It’s tough, let’s be honest. As much as we need help around the house, we also want to spoil our kids and teaching them to do chores takes way longer than just doing it ourselves. However, giving kids chores and things to do around the house allows them to feel like productive members of the family as well as offering them boundaries and structure that they need in order to thrive. But when and how do you start the process? What are age appropriate chores? And what are the long term benefits to children engaging in household obligations young?
As early as two children can start to understand rules and expected behaviors, such as “please” and “thank you” and other manners. Around this time is when parents can introduce things as simple as picking up your toys or taking dishes back to the kitchen after meals. Instead of treating it like a task, give it the feel of a game. If your child’s room is covered with toys don’t simply put them away yourself, sit down with your toddler, pick up a toy, and ask “where does this go?” your child will likely take ownership of organizing (even if it’s not quite how the room is normally set up) and if not, give two options: does the toy go in the cubby or in the chest?
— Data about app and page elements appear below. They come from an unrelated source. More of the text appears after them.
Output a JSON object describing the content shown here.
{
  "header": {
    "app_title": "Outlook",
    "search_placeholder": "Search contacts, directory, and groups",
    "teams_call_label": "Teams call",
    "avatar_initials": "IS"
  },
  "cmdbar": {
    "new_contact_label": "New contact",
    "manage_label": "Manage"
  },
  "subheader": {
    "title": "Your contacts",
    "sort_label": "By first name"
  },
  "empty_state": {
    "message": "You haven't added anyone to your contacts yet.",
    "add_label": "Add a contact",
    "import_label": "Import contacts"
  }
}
Children learn lots of social norms through play and the act of repetition is what will help establish this a daily game while also giving your child a chance to mimic grown up behavior.
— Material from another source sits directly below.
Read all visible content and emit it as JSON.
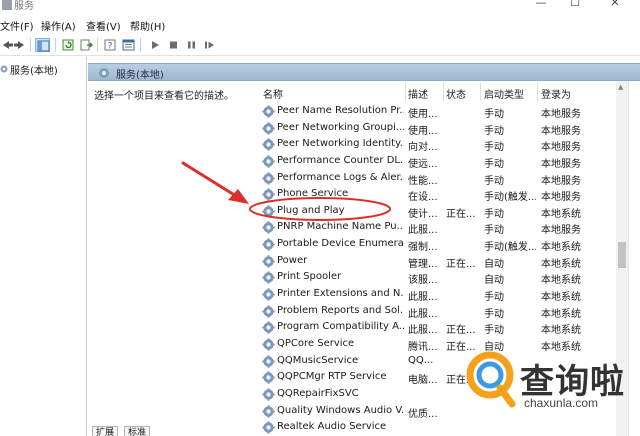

Keep It Going
One thing to keep in mind when introducing chores to your kids is to be consistent. Whether it’s a daily task or every other day make sure when you establish a routine, you stick to it. Yes, it will take a bit longer to coach your child through each chore but ultimately it will be worth it. Cognitively, children can grasp the concept of responsibilities much earlier than parents may think, and in doing so not only establishes their value in the family, but being given consistent tasks to do also sets boundaries letting children know they are not in charge of the household which brings a sense of security that they are being taken care of.
As children get older you can start adding new chores to their repertoire. They should still be responsible for picking up after themselves, but they can also participate in some larger chores in the house. Maybe that means raking up leaves in the yard, helping wash the car anything that is more active is likely to be more interesting to children and engage them more. Also, keep in mind it’s not about perfection, you may luck out with a kid who likes everything neat and tidy, but the primary point here is actually about teaching your child self-worth and mindfulness.
While it will likely be a few years before you have to figure out how to establish an allowance system, it is important to make a show when your children complete their tasks. Just as you are their cheerleader when they hit developmental milestones, completing chores is a societal milestone and it will only improve their self-esteem and likelihood that they will repeat these behaviors if encouraged. Again, the goal is not to have a perfectly clean room but to establish expectations early on that will help your child develop and understand social responsibility.